**Your objective**
A verbatim copy of all the data is required, minus any images.
Source information START
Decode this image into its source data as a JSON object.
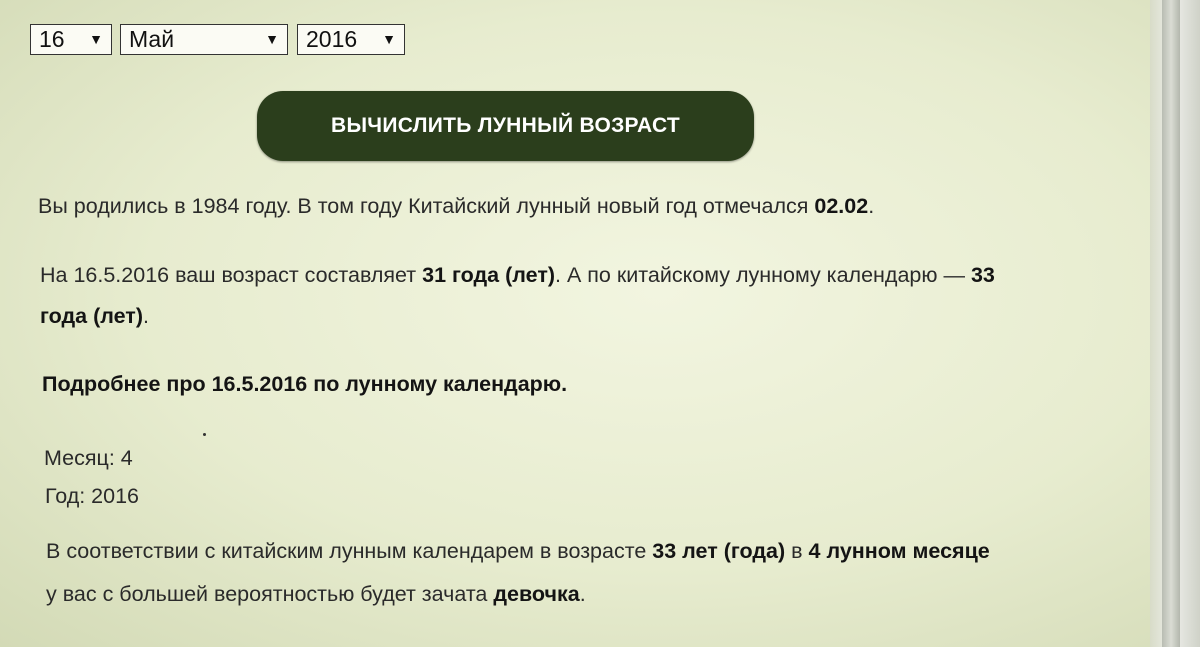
{
  "selects": {
    "day": "16",
    "month": "Май",
    "year": "2016",
    "arrow": "▼"
  },
  "button": {
    "label": "ВЫЧИСЛИТЬ ЛУННЫЙ ВОЗРАСТ"
  },
  "result": {
    "born_text": "Вы родились в 1984 году. В том году Китайский лунный новый год отмечался ",
    "new_year_date": "02.02",
    "born_end": ".",
    "age_text_1": "На 16.5.2016 ваш возраст составляет ",
    "age_value": "31 года (лет)",
    "age_text_2": ". А по китайскому лунному календарю — ",
    "lunar_age_part1": "33",
    "lunar_age_part2": "года (лет)",
    "age_end": ".",
    "more_link": "Подробнее про 16.5.2016 по лунному календарю.",
    "month_label": "Месяц: 4",
    "year_label": "Год: 2016",
    "concl_text_1": "В соответствии с китайским лунным календарем в возрасте ",
    "concl_age": "33 лет (года)",
    "concl_text_2": " в ",
    "concl_month": "4 лунном месяце",
    "concl_text_3": "у вас с большей вероятностью будет зачата ",
    "concl_gender": "девочка",
    "concl_end": "."
  },
  "colors": {
    "button_bg": "#2b3e1c",
    "page_bg": "#e7eccf"
  }
}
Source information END
**Response to this task**
Decode this image into its source data as a JSON object.
{
  "selects": {
    "day": "16",
    "month": "Май",
    "year": "2016",
    "arrow": "▼"
  },
  "button": {
    "label": "ВЫЧИСЛИТЬ ЛУННЫЙ ВОЗРАСТ"
  },
  "result": {
    "born_text": "Вы родились в 1984 году. В том году Китайский лунный новый год отмечался ",
    "new_year_date": "02.02",
    "born_end": ".",
    "age_text_1": "На 16.5.2016 ваш возраст составляет ",
    "age_value": "31 года (лет)",
    "age_text_2": ". А по китайскому лунному календарю — ",
    "lunar_age_part1": "33",
    "lunar_age_part2": "года (лет)",
    "age_end": ".",
    "more_link": "Подробнее про 16.5.2016 по лунному календарю.",
    "month_label": "Месяц: 4",
    "year_label": "Год: 2016",
    "concl_text_1": "В соответствии с китайским лунным календарем в возрасте ",
    "concl_age": "33 лет (года)",
    "concl_text_2": " в ",
    "concl_month": "4 лунном месяце",
    "concl_text_3": "у вас с большей вероятностью будет зачата ",
    "concl_gender": "девочка",
    "concl_end": "."
  },
  "colors": {
    "button_bg": "#2b3e1c",
    "page_bg": "#e7eccf"
  }
}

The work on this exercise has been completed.